Breeding

Long-nosed Bandicoots are usually solitary and will only come together to mate. Mating can take place right throughout the year, but increases in warmer weather.

Long-nosed Bandicoots have one of the shortest gestation periods of any mammal – only 12.5 days! The newly born young are only 13mm long!

While mating takes place only at night, birth occurs during the day.
A litter is usually around 2-3 young. These young are carried in the backward facing pouch for around 50 – 54 days before they grow too big to be carried and are left in the nest.

After a few days in the nest the young start to follow the mother while she forages, learning how to find food for themselves. During this time the mother may have mated again. If conditions are right she may produce up to four litters a year.

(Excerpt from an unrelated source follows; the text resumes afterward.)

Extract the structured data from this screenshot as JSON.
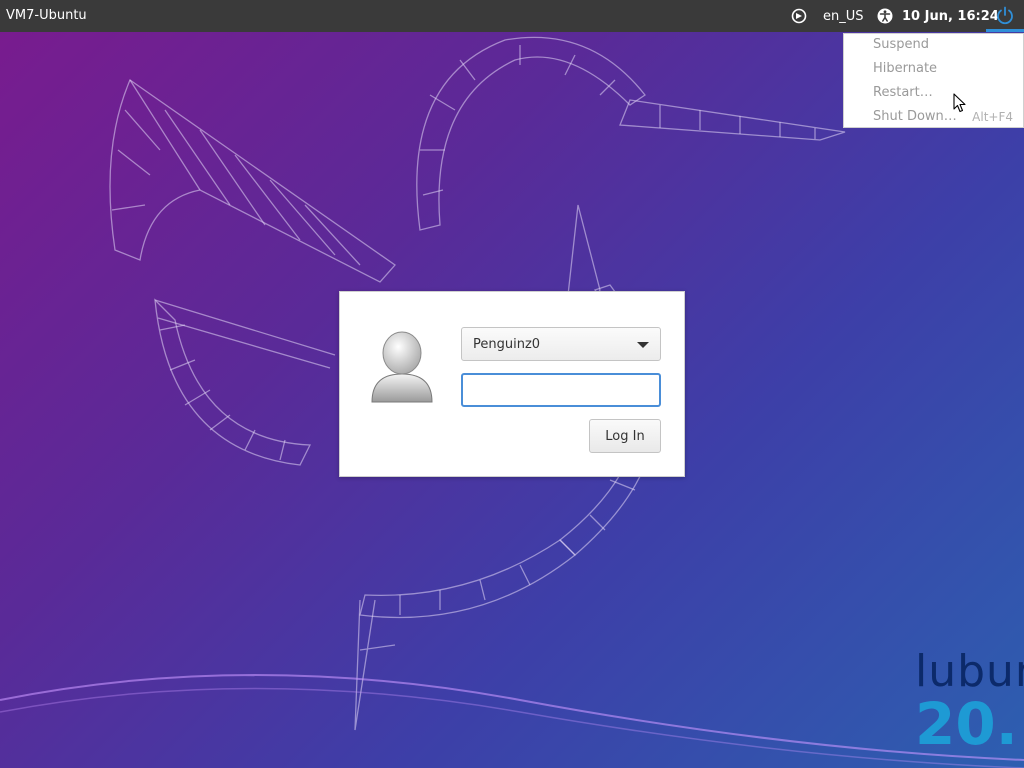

The young bandicoots themselves will be ready to breed in 4 - 5 months.

Long-nosed Bandicoots are omnivorous. They are opportunistic and will eat anything that they come upon – with insects a favourite!

Behaviour

Long-nosed Bandicoots are nocturnal and solitary.
During the day they sleep in a nest formed in a hole in the ground and covered with leaf litter. The bandicoot completely closes the opening to the nest while it sleeps, making it nearly impossible to spot!

The bandicoot may have several different nests it uses on different days. This may help to keep each nest clean and parasite free.

Conservation Status

Least Concern
Year Assessed 2008
Source www.iucnredlist.org

Bandicoots are suffering from habitat loss.  They also suffer from attacks by cats and dogs which are allowed to roam at night.

 

 

 

 

 

 

Long-nosed Bandicoot Breeding Program

Like many animals that live in urban areas, the Long-nosed Bandicoot is at risk from cars and pets. Taronga is planning a breeding program that will help replenish their numbers.